### EXERCISE PROMPT
Your reply should hold only the lines from the records below where "JSON" occurs.

[Extracted records]
Start of Block

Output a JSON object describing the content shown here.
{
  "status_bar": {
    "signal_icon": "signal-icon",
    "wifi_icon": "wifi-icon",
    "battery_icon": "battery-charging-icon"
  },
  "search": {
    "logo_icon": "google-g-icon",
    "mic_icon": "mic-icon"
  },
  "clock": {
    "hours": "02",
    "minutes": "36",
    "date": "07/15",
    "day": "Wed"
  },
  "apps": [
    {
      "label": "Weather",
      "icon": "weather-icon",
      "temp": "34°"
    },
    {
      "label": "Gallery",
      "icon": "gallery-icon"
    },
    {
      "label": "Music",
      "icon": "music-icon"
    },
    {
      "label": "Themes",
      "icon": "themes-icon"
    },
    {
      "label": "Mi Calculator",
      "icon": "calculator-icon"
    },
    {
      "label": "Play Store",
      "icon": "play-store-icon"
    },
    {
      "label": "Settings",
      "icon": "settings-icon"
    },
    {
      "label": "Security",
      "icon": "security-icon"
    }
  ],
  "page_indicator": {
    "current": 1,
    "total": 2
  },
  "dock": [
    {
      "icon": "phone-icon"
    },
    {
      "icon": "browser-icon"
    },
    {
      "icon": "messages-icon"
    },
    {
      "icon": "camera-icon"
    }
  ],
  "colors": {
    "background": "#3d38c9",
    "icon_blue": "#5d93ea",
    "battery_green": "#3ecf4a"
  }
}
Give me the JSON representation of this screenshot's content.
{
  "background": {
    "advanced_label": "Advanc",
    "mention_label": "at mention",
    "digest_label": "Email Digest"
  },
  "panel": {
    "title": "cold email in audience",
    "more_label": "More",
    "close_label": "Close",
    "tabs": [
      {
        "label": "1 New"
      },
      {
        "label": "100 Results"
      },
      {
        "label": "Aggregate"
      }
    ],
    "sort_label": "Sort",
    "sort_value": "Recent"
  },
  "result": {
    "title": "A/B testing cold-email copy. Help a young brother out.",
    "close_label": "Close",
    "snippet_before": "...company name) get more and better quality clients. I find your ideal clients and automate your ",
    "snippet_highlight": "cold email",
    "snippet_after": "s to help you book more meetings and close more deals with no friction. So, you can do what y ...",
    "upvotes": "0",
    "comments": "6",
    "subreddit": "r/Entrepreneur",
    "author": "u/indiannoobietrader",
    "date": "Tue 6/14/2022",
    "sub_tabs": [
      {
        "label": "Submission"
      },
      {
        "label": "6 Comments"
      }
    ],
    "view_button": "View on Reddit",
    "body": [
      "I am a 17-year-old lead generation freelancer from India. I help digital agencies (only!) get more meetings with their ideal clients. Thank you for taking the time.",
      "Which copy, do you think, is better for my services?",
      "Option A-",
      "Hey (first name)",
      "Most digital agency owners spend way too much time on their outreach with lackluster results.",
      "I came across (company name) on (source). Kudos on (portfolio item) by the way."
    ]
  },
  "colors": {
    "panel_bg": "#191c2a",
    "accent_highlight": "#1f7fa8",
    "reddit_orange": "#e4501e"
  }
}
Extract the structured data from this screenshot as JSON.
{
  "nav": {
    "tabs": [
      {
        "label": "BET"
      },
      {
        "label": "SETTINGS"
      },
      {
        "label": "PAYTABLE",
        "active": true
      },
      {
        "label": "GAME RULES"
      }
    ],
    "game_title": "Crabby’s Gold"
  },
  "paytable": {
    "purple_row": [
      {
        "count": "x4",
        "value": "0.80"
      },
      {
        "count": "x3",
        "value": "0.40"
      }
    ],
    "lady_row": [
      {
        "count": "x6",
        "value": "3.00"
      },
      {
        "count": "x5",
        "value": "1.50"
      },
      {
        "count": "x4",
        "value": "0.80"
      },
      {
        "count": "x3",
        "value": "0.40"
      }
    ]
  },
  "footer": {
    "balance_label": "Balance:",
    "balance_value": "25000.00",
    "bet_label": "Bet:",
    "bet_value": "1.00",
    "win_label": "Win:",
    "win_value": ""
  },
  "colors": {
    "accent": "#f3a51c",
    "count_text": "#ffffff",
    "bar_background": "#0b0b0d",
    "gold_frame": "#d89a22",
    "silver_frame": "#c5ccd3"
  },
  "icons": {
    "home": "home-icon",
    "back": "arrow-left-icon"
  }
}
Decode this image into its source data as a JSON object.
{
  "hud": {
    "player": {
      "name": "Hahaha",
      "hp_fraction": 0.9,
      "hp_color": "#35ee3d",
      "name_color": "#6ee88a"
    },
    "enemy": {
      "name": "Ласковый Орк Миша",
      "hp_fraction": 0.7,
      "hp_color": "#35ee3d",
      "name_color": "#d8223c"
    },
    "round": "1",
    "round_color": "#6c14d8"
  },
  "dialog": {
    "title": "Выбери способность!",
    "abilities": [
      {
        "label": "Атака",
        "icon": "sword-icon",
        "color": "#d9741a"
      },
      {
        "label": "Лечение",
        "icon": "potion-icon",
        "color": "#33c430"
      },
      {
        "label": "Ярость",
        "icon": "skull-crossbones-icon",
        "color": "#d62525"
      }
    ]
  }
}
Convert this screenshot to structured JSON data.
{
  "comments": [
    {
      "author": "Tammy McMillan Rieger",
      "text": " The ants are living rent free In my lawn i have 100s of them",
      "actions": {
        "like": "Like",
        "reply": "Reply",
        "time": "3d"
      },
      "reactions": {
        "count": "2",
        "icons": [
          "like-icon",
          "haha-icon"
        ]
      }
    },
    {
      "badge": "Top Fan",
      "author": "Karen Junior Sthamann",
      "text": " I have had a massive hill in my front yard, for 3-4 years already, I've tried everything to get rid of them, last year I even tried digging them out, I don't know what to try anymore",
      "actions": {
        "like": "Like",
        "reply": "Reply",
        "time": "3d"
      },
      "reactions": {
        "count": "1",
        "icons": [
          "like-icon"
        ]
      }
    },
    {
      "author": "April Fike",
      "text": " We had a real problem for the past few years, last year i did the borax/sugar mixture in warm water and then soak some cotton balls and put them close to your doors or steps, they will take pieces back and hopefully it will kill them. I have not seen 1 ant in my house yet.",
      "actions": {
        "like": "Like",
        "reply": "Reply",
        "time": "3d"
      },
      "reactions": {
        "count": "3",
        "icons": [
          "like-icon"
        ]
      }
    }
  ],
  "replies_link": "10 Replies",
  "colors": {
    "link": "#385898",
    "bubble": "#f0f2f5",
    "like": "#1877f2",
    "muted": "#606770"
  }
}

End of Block

### RESPONSE AREA
Output a JSON object describing the content shown here.
Give me the JSON representation of this screenshot's content.
Extract the structured data from this screenshot as JSON.
Decode this image into its source data as a JSON object.
Convert this screenshot to structured JSON data.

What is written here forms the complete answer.